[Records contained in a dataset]
[Start of Attachment]

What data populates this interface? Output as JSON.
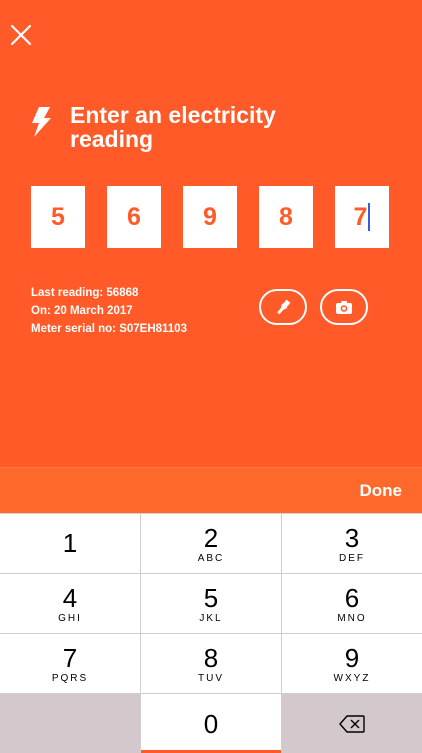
{
  "header": {
    "title": "Enter an electricity reading"
  },
  "digits": [
    "5",
    "6",
    "9",
    "8",
    "7"
  ],
  "info": {
    "last_reading": "Last reading: 56868",
    "date": "On: 20 March 2017",
    "serial": "Meter serial no: S07EH81103"
  },
  "toolbar": {
    "done_label": "Done"
  },
  "keypad": {
    "k1": {
      "num": "1",
      "letters": ""
    },
    "k2": {
      "num": "2",
      "letters": "ABC"
    },
    "k3": {
      "num": "3",
      "letters": "DEF"
    },
    "k4": {
      "num": "4",
      "letters": "GHI"
    },
    "k5": {
      "num": "5",
      "letters": "JKL"
    },
    "k6": {
      "num": "6",
      "letters": "MNO"
    },
    "k7": {
      "num": "7",
      "letters": "PQRS"
    },
    "k8": {
      "num": "8",
      "letters": "TUV"
    },
    "k9": {
      "num": "9",
      "letters": "WXYZ"
    },
    "k0": {
      "num": "0",
      "letters": ""
    }
  },
  "colors": {
    "accent": "#FF5A28",
    "cursor": "#3B5BDB"
  }
}
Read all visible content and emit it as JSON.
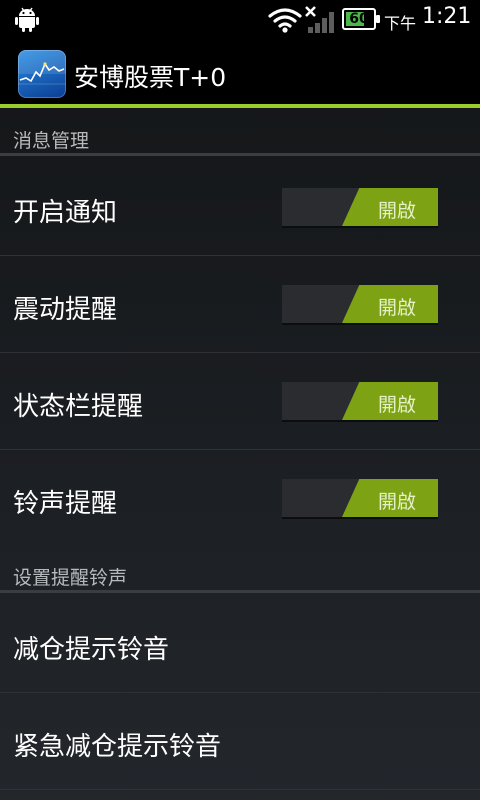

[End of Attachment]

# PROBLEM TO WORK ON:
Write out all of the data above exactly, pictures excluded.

# ANSWER SPACE:
What data populates this interface? Output as JSON.
{
  "header": {
    "title": "Enter an electricity reading"
  },
  "digits": [
    "5",
    "6",
    "9",
    "8",
    "7"
  ],
  "info": {
    "last_reading": "Last reading: 56868",
    "date": "On: 20 March 2017",
    "serial": "Meter serial no: S07EH81103"
  },
  "toolbar": {
    "done_label": "Done"
  },
  "keypad": {
    "k1": {
      "num": "1",
      "letters": ""
    },
    "k2": {
      "num": "2",
      "letters": "ABC"
    },
    "k3": {
      "num": "3",
      "letters": "DEF"
    },
    "k4": {
      "num": "4",
      "letters": "GHI"
    },
    "k5": {
      "num": "5",
      "letters": "JKL"
    },
    "k6": {
      "num": "6",
      "letters": "MNO"
    },
    "k7": {
      "num": "7",
      "letters": "PQRS"
    },
    "k8": {
      "num": "8",
      "letters": "TUV"
    },
    "k9": {
      "num": "9",
      "letters": "WXYZ"
    },
    "k0": {
      "num": "0",
      "letters": ""
    }
  },
  "colors": {
    "accent": "#FF5A28",
    "cursor": "#3B5BDB"
  }
}
Read all visible content and emit it as JSON.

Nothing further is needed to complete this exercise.